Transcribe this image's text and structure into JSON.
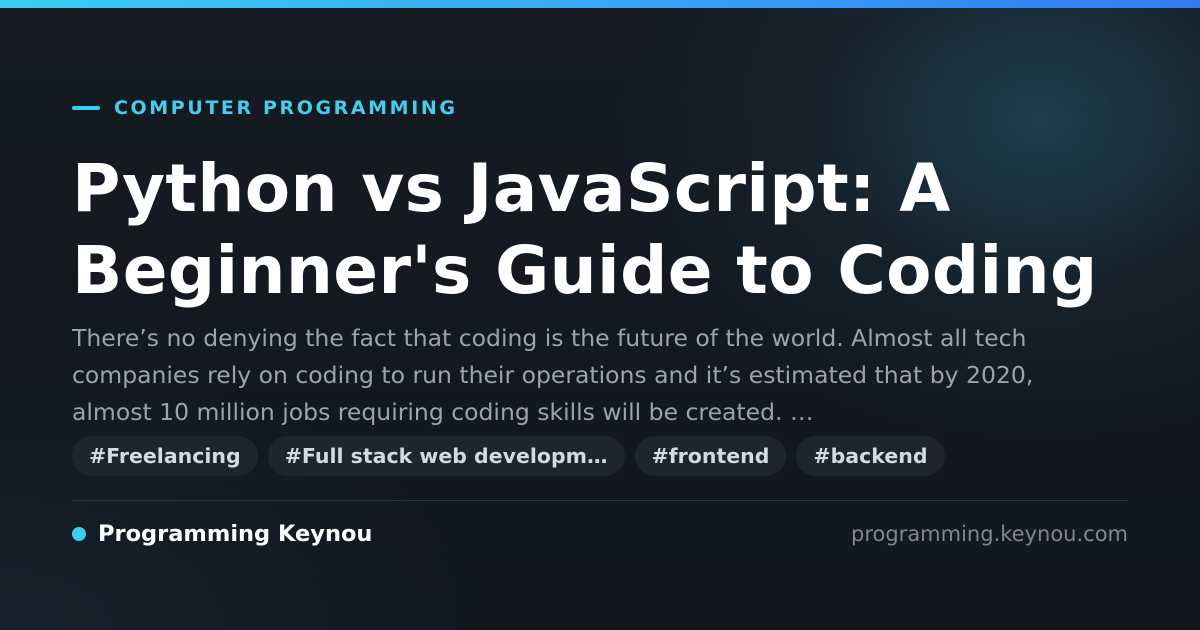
{
  "category": {
    "label": "COMPUTER PROGRAMMING"
  },
  "article": {
    "title_line1": "Python vs JavaScript: A",
    "title_line2": "Beginner's Guide to Coding",
    "description": "There’s no denying the fact that coding is the future of the world. Almost all tech companies rely on coding to run their operations and it’s estimated that by 2020, almost 10 million jobs requiring coding skills will be created. …"
  },
  "tags": [
    "#Freelancing",
    "#Full stack web developm…",
    "#frontend",
    "#backend"
  ],
  "footer": {
    "brand": "Programming Keynou",
    "url": "programming.keynou.com"
  },
  "colors": {
    "accent": "#38d0ef",
    "background": "#131821",
    "title": "#ffffff",
    "description": "#9aa4b1",
    "tag_background": "#1d2531"
  }
}
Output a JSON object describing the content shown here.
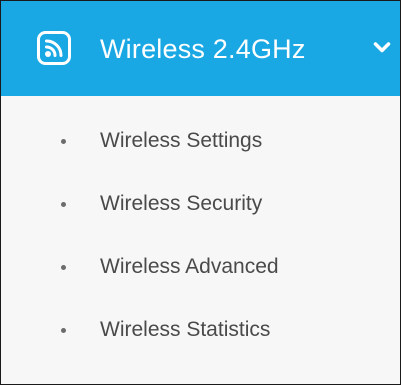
{
  "menu": {
    "header": {
      "title": "Wireless 2.4GHz",
      "icon": "wireless-signal-icon",
      "expand_icon": "chevron-down-icon",
      "background_color": "#1aa8e4",
      "text_color": "#ffffff"
    },
    "items": [
      {
        "label": "Wireless Settings",
        "icon": "bullet-icon"
      },
      {
        "label": "Wireless Security",
        "icon": "bullet-icon"
      },
      {
        "label": "Wireless Advanced",
        "icon": "bullet-icon"
      },
      {
        "label": "Wireless Statistics",
        "icon": "bullet-icon"
      }
    ],
    "item_text_color": "#4a4a4a",
    "submenu_background": "#f7f7f7"
  }
}
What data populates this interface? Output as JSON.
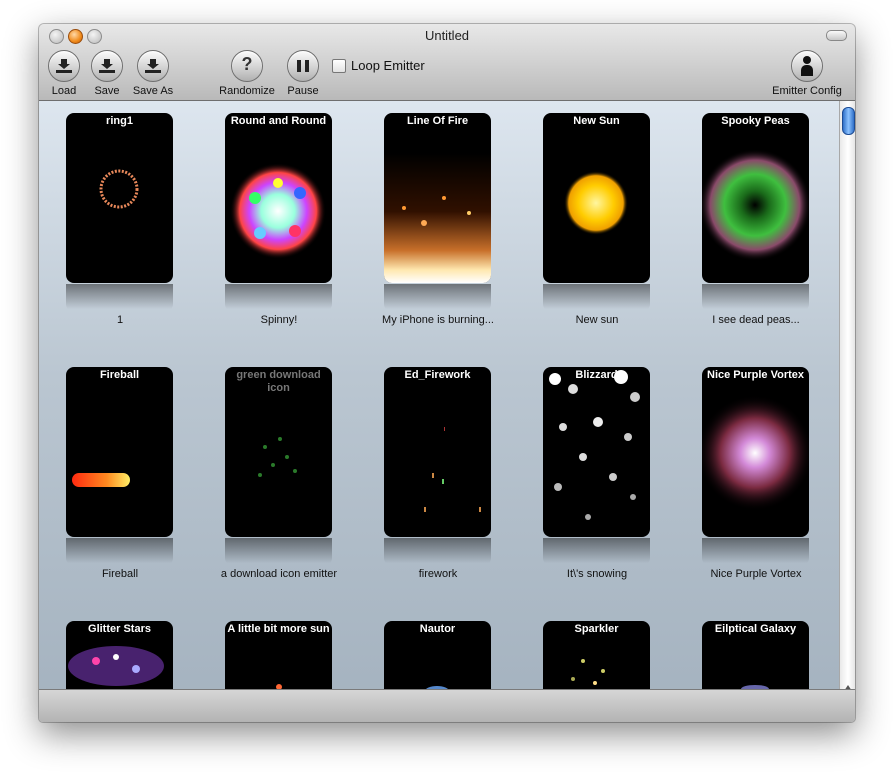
{
  "window": {
    "title": "Untitled"
  },
  "toolbar": {
    "load": {
      "label": "Load",
      "icon": "download-icon"
    },
    "save": {
      "label": "Save",
      "icon": "download-icon"
    },
    "save_as": {
      "label": "Save As",
      "icon": "download-icon"
    },
    "randomize": {
      "label": "Randomize",
      "icon": "question-mark-icon"
    },
    "pause": {
      "label": "Pause",
      "icon": "pause-icon"
    },
    "loop": {
      "label": "Loop Emitter",
      "checked": false
    },
    "emitter_config": {
      "label": "Emitter Config",
      "icon": "person-icon"
    }
  },
  "emitters": [
    {
      "name": "ring1",
      "description": "1"
    },
    {
      "name": "Round and Round",
      "description": "Spinny!"
    },
    {
      "name": "Line Of Fire",
      "description": "My iPhone is burning..."
    },
    {
      "name": "New Sun",
      "description": "New sun"
    },
    {
      "name": "Spooky Peas",
      "description": "I see dead peas..."
    },
    {
      "name": "Fireball",
      "description": "Fireball"
    },
    {
      "name": "green download icon",
      "description": "a download icon emitter"
    },
    {
      "name": "Ed_Firework",
      "description": "firework"
    },
    {
      "name": "Blizzard",
      "description": "It\\'s snowing"
    },
    {
      "name": "Nice Purple Vortex",
      "description": "Nice Purple Vortex"
    },
    {
      "name": "Glitter Stars",
      "description": ""
    },
    {
      "name": "A little bit more sun",
      "description": ""
    },
    {
      "name": "Nautor",
      "description": ""
    },
    {
      "name": "Sparkler",
      "description": ""
    },
    {
      "name": "Eilptical Galaxy",
      "description": ""
    }
  ],
  "colors": {
    "accent_scroll": "#2f6fc8",
    "card_bg": "#000000"
  }
}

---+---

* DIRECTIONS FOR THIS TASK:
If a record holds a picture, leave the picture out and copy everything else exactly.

* SOLUTION BELOW:
Transcribe this image's text and structure into JSON.
{
  "category": {
    "label": "COMPUTER PROGRAMMING"
  },
  "article": {
    "title_line1": "Python vs JavaScript: A",
    "title_line2": "Beginner's Guide to Coding",
    "description": "There’s no denying the fact that coding is the future of the world. Almost all tech companies rely on coding to run their operations and it’s estimated that by 2020, almost 10 million jobs requiring coding skills will be created. …"
  },
  "tags": [
    "#Freelancing",
    "#Full stack web developm…",
    "#frontend",
    "#backend"
  ],
  "footer": {
    "brand": "Programming Keynou",
    "url": "programming.keynou.com"
  },
  "colors": {
    "accent": "#38d0ef",
    "background": "#131821",
    "title": "#ffffff",
    "description": "#9aa4b1",
    "tag_background": "#1d2531"
  }
}
Output a JSON object describing the content shown here.
{
  "menu": {
    "header": {
      "title": "Wireless 2.4GHz",
      "icon": "wireless-signal-icon",
      "expand_icon": "chevron-down-icon",
      "background_color": "#1aa8e4",
      "text_color": "#ffffff"
    },
    "items": [
      {
        "label": "Wireless Settings",
        "icon": "bullet-icon"
      },
      {
        "label": "Wireless Security",
        "icon": "bullet-icon"
      },
      {
        "label": "Wireless Advanced",
        "icon": "bullet-icon"
      },
      {
        "label": "Wireless Statistics",
        "icon": "bullet-icon"
      }
    ],
    "item_text_color": "#4a4a4a",
    "submenu_background": "#f7f7f7"
  }
}
What data populates this interface? Output as JSON.
{
  "window": {
    "title": "Untitled"
  },
  "toolbar": {
    "load": {
      "label": "Load",
      "icon": "download-icon"
    },
    "save": {
      "label": "Save",
      "icon": "download-icon"
    },
    "save_as": {
      "label": "Save As",
      "icon": "download-icon"
    },
    "randomize": {
      "label": "Randomize",
      "icon": "question-mark-icon"
    },
    "pause": {
      "label": "Pause",
      "icon": "pause-icon"
    },
    "loop": {
      "label": "Loop Emitter",
      "checked": false
    },
    "emitter_config": {
      "label": "Emitter Config",
      "icon": "person-icon"
    }
  },
  "emitters": [
    {
      "name": "ring1",
      "description": "1"
    },
    {
      "name": "Round and Round",
      "description": "Spinny!"
    },
    {
      "name": "Line Of Fire",
      "description": "My iPhone is burning..."
    },
    {
      "name": "New Sun",
      "description": "New sun"
    },
    {
      "name": "Spooky Peas",
      "description": "I see dead peas..."
    },
    {
      "name": "Fireball",
      "description": "Fireball"
    },
    {
      "name": "green download icon",
      "description": "a download icon emitter"
    },
    {
      "name": "Ed_Firework",
      "description": "firework"
    },
    {
      "name": "Blizzard",
      "description": "It\\'s snowing"
    },
    {
      "name": "Nice Purple Vortex",
      "description": "Nice Purple Vortex"
    },
    {
      "name": "Glitter Stars",
      "description": ""
    },
    {
      "name": "A little bit more sun",
      "description": ""
    },
    {
      "name": "Nautor",
      "description": ""
    },
    {
      "name": "Sparkler",
      "description": ""
    },
    {
      "name": "Eilptical Galaxy",
      "description": ""
    }
  ],
  "colors": {
    "accent_scroll": "#2f6fc8",
    "card_bg": "#000000"
  }
}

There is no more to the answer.